PROVIDED INFORMATION section start

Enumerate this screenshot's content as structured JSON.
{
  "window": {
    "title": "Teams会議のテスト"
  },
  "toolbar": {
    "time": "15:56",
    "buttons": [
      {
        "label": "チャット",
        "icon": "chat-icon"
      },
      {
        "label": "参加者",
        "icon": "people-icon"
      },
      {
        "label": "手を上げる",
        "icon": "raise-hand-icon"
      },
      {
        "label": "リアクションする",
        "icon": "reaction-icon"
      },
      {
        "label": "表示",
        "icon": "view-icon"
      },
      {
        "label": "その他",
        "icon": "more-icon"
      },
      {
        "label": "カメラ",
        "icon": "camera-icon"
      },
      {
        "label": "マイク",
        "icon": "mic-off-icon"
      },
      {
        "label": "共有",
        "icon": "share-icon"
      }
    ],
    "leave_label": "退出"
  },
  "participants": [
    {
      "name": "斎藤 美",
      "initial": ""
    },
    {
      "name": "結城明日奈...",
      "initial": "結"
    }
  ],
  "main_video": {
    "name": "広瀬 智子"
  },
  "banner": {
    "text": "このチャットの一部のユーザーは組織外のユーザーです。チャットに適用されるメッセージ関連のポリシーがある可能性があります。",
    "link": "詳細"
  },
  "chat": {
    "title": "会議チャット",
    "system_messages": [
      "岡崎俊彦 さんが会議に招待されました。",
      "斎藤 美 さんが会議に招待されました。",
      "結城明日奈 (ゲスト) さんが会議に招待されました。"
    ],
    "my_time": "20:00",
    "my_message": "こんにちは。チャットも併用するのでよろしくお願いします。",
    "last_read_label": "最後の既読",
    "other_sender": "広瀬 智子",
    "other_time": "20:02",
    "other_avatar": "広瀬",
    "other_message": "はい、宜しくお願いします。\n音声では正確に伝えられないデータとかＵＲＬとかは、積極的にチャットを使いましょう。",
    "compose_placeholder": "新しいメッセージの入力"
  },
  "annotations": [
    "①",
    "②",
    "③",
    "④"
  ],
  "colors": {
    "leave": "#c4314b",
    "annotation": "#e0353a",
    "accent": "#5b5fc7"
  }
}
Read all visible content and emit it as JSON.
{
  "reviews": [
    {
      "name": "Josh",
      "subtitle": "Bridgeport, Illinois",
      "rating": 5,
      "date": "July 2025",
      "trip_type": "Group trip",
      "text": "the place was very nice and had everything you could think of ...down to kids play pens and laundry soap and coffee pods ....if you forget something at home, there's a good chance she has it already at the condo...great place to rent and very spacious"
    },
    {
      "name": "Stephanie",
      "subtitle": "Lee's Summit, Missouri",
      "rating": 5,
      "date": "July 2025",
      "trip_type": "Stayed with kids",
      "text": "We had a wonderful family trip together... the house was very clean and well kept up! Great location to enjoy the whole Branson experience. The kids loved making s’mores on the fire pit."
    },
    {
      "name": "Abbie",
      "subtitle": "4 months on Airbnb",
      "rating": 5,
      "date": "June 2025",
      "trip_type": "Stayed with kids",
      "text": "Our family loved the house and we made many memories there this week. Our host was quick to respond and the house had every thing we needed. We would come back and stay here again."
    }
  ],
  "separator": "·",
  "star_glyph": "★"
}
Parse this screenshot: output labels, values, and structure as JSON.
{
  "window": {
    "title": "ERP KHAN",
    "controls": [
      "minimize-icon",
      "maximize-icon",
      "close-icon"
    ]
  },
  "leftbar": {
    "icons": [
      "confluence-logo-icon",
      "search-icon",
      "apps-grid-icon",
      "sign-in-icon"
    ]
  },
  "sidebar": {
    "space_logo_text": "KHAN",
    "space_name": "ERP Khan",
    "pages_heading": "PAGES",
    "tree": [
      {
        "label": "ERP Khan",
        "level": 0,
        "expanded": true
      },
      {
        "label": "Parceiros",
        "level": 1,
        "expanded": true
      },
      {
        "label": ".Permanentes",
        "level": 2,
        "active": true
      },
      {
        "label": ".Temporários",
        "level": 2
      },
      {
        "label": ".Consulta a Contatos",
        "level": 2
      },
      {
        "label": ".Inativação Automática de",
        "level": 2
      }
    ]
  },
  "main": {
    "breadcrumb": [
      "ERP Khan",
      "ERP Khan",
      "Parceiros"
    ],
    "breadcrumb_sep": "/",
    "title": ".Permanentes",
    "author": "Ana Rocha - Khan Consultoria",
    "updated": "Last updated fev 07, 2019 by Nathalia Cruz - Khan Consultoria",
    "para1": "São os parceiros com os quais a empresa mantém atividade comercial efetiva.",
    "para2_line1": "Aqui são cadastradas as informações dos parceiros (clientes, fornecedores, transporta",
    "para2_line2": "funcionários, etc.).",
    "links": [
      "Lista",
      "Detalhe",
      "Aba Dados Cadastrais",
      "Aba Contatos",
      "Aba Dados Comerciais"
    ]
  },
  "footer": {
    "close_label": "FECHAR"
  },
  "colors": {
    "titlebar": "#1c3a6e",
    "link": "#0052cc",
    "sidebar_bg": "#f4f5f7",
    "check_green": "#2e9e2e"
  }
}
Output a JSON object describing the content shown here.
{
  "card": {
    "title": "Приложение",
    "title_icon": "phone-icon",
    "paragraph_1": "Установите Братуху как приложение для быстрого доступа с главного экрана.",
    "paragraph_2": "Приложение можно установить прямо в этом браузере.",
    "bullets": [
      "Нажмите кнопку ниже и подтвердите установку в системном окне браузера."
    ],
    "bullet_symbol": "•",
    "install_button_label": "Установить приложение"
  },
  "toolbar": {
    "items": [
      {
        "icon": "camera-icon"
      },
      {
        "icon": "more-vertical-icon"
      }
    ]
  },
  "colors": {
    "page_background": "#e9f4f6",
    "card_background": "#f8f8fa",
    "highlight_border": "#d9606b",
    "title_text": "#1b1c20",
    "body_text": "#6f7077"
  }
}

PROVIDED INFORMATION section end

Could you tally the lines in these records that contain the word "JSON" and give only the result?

(RESPONSE TO THIS EXERCISE)
4